Start of RECORDS PROVIDED

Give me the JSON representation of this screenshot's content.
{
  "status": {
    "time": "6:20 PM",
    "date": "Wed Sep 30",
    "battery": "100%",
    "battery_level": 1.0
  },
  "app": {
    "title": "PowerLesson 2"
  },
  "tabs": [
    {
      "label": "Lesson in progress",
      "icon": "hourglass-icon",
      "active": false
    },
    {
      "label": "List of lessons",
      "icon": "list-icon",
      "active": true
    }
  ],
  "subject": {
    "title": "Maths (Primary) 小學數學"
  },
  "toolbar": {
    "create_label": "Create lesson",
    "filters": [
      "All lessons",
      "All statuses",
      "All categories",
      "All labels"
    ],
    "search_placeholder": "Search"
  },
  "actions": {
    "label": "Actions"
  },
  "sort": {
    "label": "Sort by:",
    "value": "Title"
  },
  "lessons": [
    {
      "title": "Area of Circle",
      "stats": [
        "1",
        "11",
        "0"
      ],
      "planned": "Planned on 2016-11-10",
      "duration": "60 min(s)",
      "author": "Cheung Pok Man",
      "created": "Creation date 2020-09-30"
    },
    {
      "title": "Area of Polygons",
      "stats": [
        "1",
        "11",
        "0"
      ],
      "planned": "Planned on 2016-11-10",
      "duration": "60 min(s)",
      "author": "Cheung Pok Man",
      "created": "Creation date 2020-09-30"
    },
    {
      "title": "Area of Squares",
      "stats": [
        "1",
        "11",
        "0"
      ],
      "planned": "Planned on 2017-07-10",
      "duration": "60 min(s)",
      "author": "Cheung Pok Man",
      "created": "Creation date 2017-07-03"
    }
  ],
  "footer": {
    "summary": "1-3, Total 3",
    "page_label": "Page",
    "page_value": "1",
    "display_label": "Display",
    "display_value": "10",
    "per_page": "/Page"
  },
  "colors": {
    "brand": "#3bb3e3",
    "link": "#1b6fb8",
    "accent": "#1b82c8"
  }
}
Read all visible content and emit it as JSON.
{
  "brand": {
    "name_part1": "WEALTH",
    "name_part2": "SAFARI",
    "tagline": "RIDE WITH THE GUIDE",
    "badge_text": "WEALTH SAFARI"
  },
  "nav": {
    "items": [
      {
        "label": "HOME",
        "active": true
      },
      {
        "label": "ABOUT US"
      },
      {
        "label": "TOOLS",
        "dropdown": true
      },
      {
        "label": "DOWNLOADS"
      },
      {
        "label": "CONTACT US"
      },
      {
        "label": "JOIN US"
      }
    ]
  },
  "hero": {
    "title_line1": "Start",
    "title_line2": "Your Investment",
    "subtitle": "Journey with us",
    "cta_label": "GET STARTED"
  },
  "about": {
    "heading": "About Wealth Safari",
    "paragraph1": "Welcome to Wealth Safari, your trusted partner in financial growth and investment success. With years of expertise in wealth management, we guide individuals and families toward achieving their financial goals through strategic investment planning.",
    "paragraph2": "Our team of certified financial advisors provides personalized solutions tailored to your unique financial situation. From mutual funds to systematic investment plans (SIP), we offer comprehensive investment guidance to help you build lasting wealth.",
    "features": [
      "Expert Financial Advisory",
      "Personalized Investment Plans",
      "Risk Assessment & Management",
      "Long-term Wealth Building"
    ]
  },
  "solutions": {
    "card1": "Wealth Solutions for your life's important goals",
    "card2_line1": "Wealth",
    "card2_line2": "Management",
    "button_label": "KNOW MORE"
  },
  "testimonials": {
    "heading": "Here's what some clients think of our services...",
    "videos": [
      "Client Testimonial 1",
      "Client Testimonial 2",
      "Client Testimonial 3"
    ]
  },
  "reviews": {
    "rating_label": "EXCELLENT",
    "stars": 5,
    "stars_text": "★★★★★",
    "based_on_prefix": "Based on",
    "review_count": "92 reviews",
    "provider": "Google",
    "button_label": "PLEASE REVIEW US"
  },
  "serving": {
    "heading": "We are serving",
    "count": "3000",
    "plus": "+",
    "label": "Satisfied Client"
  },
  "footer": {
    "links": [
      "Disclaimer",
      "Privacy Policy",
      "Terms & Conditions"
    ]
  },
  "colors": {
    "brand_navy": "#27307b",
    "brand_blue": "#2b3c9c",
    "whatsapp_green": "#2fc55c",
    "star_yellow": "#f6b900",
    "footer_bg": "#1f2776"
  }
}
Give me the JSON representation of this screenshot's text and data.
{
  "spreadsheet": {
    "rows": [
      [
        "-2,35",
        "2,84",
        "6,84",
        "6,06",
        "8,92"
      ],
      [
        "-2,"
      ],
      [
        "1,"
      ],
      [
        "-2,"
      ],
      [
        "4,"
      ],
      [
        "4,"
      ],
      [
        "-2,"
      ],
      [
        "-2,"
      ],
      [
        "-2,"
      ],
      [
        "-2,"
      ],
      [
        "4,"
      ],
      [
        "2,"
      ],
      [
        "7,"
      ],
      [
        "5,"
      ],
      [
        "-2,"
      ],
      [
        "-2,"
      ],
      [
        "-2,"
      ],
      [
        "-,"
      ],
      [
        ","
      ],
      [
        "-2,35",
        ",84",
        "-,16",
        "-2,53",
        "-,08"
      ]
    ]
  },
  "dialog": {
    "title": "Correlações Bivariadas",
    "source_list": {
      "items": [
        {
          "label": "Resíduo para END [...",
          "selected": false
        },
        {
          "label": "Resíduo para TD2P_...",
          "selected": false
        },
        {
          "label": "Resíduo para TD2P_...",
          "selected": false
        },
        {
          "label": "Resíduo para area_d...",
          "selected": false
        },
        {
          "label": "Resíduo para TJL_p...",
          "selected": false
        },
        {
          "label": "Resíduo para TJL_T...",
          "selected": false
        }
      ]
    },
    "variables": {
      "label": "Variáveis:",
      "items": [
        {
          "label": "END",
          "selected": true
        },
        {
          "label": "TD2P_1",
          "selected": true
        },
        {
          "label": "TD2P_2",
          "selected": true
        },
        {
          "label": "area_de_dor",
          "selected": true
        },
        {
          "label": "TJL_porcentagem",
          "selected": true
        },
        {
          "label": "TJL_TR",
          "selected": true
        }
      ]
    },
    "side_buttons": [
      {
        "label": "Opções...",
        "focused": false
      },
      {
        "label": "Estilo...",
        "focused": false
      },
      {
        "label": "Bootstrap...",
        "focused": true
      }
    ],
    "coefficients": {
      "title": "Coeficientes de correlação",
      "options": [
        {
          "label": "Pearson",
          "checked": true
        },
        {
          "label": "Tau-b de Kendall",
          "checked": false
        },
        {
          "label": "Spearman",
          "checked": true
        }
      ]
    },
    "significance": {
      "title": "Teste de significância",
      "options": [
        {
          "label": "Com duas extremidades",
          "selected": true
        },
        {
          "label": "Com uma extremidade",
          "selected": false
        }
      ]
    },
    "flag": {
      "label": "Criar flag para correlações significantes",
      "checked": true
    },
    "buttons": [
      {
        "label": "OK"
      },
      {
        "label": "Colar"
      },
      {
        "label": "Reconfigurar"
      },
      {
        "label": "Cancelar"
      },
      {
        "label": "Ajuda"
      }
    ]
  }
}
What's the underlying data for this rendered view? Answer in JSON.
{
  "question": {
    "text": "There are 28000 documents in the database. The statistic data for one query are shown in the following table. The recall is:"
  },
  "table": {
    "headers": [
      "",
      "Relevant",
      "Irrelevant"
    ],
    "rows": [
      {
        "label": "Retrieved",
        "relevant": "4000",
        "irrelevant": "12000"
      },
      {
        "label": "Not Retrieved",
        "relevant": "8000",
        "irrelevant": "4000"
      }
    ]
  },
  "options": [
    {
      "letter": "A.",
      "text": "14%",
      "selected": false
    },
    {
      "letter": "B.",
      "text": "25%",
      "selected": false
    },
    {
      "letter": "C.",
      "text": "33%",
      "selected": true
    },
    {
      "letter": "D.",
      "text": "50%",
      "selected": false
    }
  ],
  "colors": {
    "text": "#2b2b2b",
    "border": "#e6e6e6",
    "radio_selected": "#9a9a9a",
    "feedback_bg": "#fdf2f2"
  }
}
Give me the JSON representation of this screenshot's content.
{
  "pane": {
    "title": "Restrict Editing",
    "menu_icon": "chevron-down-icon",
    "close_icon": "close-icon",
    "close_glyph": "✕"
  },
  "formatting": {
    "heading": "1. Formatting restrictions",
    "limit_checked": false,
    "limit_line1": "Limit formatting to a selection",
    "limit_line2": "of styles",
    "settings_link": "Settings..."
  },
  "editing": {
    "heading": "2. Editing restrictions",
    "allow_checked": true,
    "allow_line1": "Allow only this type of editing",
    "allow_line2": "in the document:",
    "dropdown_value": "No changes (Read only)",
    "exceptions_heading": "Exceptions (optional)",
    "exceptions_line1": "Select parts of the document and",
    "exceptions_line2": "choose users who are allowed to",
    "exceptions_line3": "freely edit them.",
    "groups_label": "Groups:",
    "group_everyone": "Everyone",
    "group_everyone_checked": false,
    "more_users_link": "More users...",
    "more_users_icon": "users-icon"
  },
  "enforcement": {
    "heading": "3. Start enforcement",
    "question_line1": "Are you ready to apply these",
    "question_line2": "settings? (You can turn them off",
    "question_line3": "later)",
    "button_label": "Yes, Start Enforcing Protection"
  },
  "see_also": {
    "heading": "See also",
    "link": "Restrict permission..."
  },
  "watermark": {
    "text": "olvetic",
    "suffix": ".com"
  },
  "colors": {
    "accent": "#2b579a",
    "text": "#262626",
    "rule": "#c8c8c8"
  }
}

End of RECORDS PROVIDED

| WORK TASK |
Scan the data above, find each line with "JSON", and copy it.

| TASK SOLUTION |
Give me the JSON representation of this screenshot's content.
Read all visible content and emit it as JSON.
Give me the JSON representation of this screenshot's text and data.
What's the underlying data for this rendered view? Answer in JSON.
Give me the JSON representation of this screenshot's content.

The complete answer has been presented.